A blood clot can be a serious medical problem. It can even lead to a heart attack, stroke or death. In fact, 274 people die every day from blood clots, according to the National Blood Clot Alliance.
So what does a blood clot look or feel like? And how do you know if you have one?
A blood clot is a gel-like collection of blood cells in the veins or arteries that blocks blood flow. Without proper blood flow, important parts of your body like the heart, brain and legs may not get the oxygen they need. Blood clots can be as small as a grain of rice or as long as a Polish kielbasa, says Dr. Lawrence “Rusty” Hofmann, a professor of interventional radiology at Stanford University Medical Center in Palo Alto, California.
Types of Blood Clots

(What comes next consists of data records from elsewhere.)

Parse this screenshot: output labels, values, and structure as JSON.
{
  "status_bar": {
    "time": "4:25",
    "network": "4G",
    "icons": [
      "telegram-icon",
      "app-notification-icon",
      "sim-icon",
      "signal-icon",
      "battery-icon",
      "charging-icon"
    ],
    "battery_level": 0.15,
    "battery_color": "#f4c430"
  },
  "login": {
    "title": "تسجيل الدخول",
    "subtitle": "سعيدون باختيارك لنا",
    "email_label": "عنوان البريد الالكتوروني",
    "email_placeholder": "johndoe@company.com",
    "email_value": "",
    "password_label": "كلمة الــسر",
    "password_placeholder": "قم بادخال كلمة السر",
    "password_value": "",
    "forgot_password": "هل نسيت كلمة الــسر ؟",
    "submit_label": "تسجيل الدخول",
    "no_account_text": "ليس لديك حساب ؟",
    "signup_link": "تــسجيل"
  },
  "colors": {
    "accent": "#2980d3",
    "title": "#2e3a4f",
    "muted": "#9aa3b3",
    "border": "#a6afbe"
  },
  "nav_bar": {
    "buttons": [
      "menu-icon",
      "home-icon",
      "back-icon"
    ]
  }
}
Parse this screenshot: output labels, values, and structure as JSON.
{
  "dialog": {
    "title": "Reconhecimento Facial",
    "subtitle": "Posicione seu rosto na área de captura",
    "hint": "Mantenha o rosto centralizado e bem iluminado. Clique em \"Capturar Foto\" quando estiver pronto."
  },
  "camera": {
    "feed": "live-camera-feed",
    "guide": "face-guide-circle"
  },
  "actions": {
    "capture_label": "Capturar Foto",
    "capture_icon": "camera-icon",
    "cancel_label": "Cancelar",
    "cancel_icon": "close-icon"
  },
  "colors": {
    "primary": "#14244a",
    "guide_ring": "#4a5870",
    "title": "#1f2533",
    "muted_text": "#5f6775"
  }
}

Millions of years ago, blood clots helped stop humans from bleeding to death after they were bitten by saber-tooth tigers, Hofmann explains. Nowadays, blood clots can still be helpful if we get injured, but they also can form for other reasons, which can be harmful.